[[ ENTRIES SUPPLIED, beginning ]]

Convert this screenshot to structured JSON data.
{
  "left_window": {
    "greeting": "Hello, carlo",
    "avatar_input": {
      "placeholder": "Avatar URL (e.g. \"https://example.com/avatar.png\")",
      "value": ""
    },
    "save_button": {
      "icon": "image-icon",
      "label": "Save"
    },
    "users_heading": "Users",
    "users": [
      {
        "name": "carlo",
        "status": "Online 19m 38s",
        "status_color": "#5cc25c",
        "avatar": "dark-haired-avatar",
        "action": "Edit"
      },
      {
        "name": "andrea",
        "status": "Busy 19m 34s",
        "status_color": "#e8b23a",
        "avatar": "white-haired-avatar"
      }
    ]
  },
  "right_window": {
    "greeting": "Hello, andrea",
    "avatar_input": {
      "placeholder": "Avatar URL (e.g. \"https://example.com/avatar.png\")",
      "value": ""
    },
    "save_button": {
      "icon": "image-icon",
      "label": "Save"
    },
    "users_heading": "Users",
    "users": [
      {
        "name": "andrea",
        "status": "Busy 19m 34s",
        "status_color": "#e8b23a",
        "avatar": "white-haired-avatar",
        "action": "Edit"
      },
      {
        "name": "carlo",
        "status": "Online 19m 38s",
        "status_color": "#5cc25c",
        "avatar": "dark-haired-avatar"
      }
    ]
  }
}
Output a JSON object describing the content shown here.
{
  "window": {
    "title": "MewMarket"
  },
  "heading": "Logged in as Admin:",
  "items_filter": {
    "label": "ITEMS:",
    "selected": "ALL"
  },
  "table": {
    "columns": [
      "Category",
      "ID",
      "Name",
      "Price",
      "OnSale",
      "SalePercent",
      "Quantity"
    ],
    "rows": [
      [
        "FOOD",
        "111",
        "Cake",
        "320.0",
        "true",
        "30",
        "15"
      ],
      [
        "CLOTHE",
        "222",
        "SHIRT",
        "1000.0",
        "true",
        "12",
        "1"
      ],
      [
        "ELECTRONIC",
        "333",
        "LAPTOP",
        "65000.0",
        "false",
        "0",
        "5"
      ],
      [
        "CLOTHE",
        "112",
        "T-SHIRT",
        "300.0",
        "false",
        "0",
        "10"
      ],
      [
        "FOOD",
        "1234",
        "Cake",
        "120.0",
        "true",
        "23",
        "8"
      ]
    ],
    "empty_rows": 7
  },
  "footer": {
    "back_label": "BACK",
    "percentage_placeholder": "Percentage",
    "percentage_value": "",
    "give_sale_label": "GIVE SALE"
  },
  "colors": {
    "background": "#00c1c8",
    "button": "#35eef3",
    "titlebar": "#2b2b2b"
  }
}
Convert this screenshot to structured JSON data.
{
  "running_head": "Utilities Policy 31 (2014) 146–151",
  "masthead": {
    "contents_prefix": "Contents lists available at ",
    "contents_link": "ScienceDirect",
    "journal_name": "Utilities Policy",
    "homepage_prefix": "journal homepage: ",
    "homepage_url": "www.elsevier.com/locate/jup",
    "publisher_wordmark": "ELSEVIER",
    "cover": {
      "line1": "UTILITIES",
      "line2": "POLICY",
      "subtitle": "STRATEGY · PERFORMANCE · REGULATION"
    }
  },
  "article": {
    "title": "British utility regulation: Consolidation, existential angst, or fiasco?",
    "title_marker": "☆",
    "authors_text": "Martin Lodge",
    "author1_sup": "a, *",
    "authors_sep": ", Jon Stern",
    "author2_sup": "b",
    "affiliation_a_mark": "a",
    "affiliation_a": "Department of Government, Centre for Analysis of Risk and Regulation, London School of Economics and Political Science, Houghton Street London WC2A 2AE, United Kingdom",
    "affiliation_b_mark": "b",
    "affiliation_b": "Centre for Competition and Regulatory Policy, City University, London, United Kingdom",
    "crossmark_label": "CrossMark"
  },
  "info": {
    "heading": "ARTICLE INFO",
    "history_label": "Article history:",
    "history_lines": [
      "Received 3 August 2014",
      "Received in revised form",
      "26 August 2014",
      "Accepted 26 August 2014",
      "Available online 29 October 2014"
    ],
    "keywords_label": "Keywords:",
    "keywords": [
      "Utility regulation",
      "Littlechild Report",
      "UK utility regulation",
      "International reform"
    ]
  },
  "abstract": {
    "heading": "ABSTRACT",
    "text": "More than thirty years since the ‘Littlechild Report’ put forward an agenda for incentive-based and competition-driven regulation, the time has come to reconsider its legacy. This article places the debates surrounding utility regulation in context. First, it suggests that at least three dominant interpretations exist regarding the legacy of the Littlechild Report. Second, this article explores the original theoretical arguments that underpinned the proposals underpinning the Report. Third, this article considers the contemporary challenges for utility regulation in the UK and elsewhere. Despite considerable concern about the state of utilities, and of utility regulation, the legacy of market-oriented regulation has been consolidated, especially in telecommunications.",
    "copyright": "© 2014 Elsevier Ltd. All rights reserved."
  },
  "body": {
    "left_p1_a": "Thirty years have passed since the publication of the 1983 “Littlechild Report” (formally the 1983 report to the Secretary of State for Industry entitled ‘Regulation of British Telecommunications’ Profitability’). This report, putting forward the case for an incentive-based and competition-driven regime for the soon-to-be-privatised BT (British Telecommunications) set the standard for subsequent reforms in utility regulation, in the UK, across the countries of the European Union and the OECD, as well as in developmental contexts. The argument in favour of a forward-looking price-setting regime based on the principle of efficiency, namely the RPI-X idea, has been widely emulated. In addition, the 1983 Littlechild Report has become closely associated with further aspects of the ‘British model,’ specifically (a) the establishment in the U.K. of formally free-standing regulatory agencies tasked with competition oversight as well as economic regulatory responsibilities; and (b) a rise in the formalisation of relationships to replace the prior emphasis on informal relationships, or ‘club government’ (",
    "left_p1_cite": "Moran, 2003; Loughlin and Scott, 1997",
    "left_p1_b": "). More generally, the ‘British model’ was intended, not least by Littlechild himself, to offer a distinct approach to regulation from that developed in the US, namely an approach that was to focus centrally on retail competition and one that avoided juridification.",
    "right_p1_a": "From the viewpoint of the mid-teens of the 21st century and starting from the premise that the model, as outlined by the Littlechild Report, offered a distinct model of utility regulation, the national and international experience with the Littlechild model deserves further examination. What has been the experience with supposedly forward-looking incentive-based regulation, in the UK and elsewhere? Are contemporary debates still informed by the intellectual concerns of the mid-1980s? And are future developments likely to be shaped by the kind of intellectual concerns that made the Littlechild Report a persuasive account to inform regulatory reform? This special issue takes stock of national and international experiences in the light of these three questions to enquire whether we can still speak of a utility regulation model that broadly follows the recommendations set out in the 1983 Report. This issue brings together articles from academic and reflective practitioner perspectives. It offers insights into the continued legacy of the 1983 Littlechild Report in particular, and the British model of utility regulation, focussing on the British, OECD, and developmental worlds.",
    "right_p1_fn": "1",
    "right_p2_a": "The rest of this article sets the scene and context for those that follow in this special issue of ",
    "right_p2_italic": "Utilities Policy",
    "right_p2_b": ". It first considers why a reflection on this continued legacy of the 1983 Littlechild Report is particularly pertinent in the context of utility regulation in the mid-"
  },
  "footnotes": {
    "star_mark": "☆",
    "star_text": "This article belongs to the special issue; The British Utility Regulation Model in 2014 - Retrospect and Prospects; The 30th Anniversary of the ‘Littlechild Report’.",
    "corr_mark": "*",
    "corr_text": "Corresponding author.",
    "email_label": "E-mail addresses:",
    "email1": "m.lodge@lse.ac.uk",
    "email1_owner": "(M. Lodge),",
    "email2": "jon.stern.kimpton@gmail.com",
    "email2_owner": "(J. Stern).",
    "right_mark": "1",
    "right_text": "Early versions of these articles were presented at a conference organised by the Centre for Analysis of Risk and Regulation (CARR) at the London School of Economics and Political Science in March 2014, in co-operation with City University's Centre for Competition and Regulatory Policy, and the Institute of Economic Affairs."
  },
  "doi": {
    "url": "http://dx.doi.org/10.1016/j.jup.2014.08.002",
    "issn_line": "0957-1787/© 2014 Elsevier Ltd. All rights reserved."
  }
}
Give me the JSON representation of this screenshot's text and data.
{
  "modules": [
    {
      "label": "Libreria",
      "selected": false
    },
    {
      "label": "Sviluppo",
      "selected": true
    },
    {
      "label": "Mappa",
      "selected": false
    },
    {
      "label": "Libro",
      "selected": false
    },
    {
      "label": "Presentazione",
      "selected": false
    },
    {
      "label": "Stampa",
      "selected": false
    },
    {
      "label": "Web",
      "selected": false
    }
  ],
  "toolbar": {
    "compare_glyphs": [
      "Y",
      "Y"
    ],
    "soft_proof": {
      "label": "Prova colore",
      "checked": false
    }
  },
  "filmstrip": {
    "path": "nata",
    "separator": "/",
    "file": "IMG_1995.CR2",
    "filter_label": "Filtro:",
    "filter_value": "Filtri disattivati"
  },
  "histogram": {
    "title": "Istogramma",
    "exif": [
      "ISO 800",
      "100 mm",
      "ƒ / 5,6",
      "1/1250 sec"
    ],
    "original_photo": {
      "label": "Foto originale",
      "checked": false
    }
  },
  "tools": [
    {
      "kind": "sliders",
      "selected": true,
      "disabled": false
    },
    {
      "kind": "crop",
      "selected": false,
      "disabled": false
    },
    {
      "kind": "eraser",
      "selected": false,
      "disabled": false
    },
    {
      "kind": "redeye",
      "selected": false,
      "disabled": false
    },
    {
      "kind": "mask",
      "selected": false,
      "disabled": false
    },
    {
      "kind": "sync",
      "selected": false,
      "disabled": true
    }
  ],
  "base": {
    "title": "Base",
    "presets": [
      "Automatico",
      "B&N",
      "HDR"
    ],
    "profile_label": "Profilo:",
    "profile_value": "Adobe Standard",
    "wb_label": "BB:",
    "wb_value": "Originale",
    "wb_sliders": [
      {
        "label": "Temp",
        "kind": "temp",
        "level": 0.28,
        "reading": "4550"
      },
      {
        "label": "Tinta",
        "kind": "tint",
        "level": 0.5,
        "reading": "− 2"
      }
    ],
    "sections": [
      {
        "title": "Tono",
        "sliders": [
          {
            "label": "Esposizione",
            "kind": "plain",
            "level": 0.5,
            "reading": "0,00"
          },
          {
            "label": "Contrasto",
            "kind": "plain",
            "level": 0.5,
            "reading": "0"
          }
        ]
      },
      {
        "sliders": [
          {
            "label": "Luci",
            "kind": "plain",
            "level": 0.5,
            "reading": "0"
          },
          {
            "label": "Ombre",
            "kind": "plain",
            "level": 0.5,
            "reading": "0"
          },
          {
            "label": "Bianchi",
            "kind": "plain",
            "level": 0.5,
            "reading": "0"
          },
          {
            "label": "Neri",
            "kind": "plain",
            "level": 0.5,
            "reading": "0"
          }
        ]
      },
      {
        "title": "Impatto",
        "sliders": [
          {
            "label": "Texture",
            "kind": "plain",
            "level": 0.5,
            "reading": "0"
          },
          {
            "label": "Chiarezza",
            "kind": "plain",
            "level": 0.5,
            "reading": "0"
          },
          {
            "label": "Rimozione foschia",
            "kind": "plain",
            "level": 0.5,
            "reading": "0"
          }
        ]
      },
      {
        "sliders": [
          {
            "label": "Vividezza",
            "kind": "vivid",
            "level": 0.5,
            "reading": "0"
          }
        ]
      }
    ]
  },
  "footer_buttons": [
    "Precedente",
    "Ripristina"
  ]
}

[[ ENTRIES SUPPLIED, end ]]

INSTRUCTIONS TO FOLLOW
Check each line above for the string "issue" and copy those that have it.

RESULT BELOW
    "right_p1_a": "From the viewpoint of the mid-teens of the 21st century and starting from the premise that the model, as outlined by the Littlechild Report, offered a distinct model of utility regulation, the national and international experience with the Littlechild model deserves further examination. What has been the experience with supposedly forward-looking incentive-based regulation, in the UK and elsewhere? Are contemporary debates still informed by the intellectual concerns of the mid-1980s? And are future developments likely to be shaped by the kind of intellectual concerns that made the Littlechild Report a persuasive account to inform regulatory reform? This special issue takes stock of national and international experiences in the light of these three questions to enquire whether we can still speak of a utility regulation model that broadly follows the recommendations set out in the 1983 Report. This issue brings together articles from academic and reflective practitioner perspectives. It offers insights into the continued legacy of the 1983 Littlechild Report in particular, and the British model of utility regulation, focussing on the British, OECD, and developmental worlds.",
    "right_p2_a": "The rest of this article sets the scene and context for those that follow in this special issue of ",
    "star_text": "This article belongs to the special issue; The British Utility Regulation Model in 2014 - Retrospect and Prospects; The 30th Anniversary of the ‘Littlechild Report’.",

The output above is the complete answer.